- AVAILABLE RECORDS:
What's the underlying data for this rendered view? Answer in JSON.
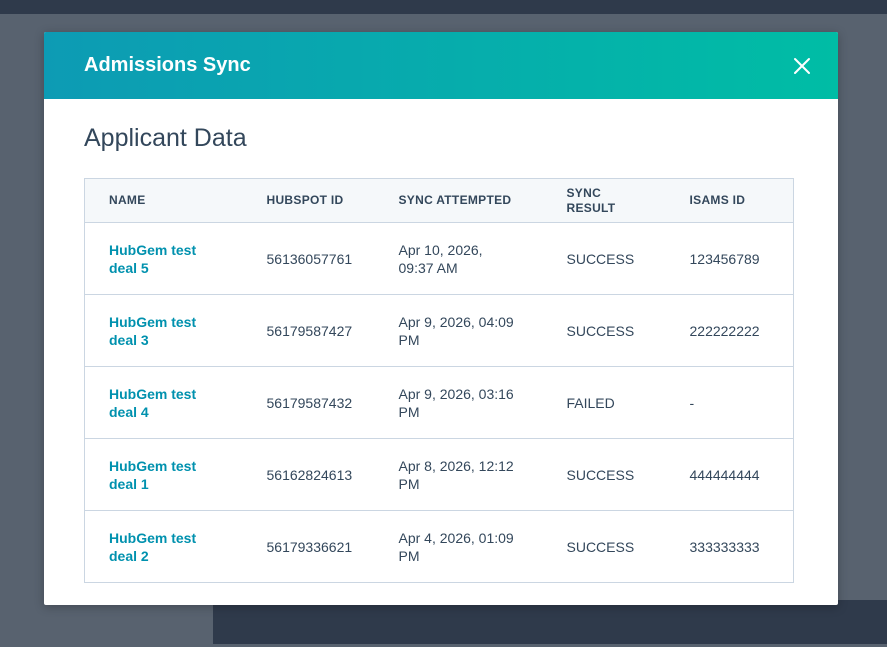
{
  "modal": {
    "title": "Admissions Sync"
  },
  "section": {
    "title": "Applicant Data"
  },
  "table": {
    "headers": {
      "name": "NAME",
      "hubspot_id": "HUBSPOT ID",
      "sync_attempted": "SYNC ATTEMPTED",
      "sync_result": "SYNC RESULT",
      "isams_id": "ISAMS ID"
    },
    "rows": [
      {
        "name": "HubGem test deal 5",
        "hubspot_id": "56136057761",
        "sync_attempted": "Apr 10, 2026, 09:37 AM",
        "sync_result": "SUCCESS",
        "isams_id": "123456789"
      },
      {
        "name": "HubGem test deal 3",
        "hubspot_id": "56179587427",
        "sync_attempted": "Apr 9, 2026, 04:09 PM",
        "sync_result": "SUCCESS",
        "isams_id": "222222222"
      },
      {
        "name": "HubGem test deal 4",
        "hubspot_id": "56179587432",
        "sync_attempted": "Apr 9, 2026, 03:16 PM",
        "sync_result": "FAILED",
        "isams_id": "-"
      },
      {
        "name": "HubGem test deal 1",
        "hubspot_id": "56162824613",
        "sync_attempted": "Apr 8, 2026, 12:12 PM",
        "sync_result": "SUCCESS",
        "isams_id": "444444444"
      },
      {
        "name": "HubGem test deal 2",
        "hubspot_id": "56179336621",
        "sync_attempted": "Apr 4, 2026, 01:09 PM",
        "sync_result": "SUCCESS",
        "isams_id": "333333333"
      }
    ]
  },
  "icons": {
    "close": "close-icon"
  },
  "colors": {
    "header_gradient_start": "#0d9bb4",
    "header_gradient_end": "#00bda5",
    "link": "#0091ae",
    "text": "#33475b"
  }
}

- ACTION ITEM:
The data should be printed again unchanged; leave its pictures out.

- RESPONSE BOX:
What's the underlying data for this rendered view? Answer in JSON.
{
  "modal": {
    "title": "Admissions Sync"
  },
  "section": {
    "title": "Applicant Data"
  },
  "table": {
    "headers": {
      "name": "NAME",
      "hubspot_id": "HUBSPOT ID",
      "sync_attempted": "SYNC ATTEMPTED",
      "sync_result": "SYNC RESULT",
      "isams_id": "ISAMS ID"
    },
    "rows": [
      {
        "name": "HubGem test deal 5",
        "hubspot_id": "56136057761",
        "sync_attempted": "Apr 10, 2026, 09:37 AM",
        "sync_result": "SUCCESS",
        "isams_id": "123456789"
      },
      {
        "name": "HubGem test deal 3",
        "hubspot_id": "56179587427",
        "sync_attempted": "Apr 9, 2026, 04:09 PM",
        "sync_result": "SUCCESS",
        "isams_id": "222222222"
      },
      {
        "name": "HubGem test deal 4",
        "hubspot_id": "56179587432",
        "sync_attempted": "Apr 9, 2026, 03:16 PM",
        "sync_result": "FAILED",
        "isams_id": "-"
      },
      {
        "name": "HubGem test deal 1",
        "hubspot_id": "56162824613",
        "sync_attempted": "Apr 8, 2026, 12:12 PM",
        "sync_result": "SUCCESS",
        "isams_id": "444444444"
      },
      {
        "name": "HubGem test deal 2",
        "hubspot_id": "56179336621",
        "sync_attempted": "Apr 4, 2026, 01:09 PM",
        "sync_result": "SUCCESS",
        "isams_id": "333333333"
      }
    ]
  },
  "icons": {
    "close": "close-icon"
  },
  "colors": {
    "header_gradient_start": "#0d9bb4",
    "header_gradient_end": "#00bda5",
    "link": "#0091ae",
    "text": "#33475b"
  }
}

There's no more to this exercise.